### Given records

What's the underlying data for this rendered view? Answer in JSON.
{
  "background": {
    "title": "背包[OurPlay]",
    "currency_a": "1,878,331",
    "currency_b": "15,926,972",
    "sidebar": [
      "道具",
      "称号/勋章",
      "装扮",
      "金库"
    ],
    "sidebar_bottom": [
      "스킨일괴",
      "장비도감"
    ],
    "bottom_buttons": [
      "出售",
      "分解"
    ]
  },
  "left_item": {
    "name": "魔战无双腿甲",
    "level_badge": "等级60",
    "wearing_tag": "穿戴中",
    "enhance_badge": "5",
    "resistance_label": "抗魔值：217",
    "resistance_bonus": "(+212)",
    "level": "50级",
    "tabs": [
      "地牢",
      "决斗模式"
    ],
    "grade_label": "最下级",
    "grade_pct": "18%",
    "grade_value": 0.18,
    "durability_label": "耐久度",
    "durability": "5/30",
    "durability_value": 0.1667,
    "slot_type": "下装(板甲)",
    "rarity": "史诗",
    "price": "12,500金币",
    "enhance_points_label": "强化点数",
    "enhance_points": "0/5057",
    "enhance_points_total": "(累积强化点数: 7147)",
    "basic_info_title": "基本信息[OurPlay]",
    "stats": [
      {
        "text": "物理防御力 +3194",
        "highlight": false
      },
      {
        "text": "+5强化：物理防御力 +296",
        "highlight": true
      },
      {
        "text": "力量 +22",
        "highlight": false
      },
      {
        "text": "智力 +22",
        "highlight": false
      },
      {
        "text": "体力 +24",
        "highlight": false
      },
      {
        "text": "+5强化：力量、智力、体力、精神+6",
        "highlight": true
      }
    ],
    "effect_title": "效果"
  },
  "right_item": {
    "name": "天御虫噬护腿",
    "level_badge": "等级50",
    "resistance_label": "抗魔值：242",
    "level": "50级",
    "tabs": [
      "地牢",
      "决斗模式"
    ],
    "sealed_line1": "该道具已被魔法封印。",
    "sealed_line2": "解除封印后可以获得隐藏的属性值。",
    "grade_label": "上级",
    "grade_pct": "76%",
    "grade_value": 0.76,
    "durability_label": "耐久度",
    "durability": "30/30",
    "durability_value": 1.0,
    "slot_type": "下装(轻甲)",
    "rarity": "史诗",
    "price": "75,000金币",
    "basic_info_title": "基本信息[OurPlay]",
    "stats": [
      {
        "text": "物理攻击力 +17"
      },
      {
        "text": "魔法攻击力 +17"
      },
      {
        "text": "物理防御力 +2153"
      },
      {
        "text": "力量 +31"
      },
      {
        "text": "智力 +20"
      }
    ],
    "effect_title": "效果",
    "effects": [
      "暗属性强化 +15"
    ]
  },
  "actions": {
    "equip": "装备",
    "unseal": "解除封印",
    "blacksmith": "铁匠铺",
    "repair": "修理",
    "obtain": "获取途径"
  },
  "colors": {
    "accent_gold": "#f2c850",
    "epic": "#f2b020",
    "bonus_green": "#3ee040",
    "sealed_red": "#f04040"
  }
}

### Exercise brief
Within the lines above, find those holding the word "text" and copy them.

### Response below
        "text": "物理防御力 +3194",
        "text": "+5强化：物理防御力 +296",
        "text": "力量 +22",
        "text": "智力 +22",
        "text": "体力 +24",
        "text": "+5强化：力量、智力、体力、精神+6",
        "text": "物理攻击力 +17"
        "text": "魔法攻击力 +17"
        "text": "物理防御力 +2153"
        "text": "力量 +31"
        "text": "智力 +20"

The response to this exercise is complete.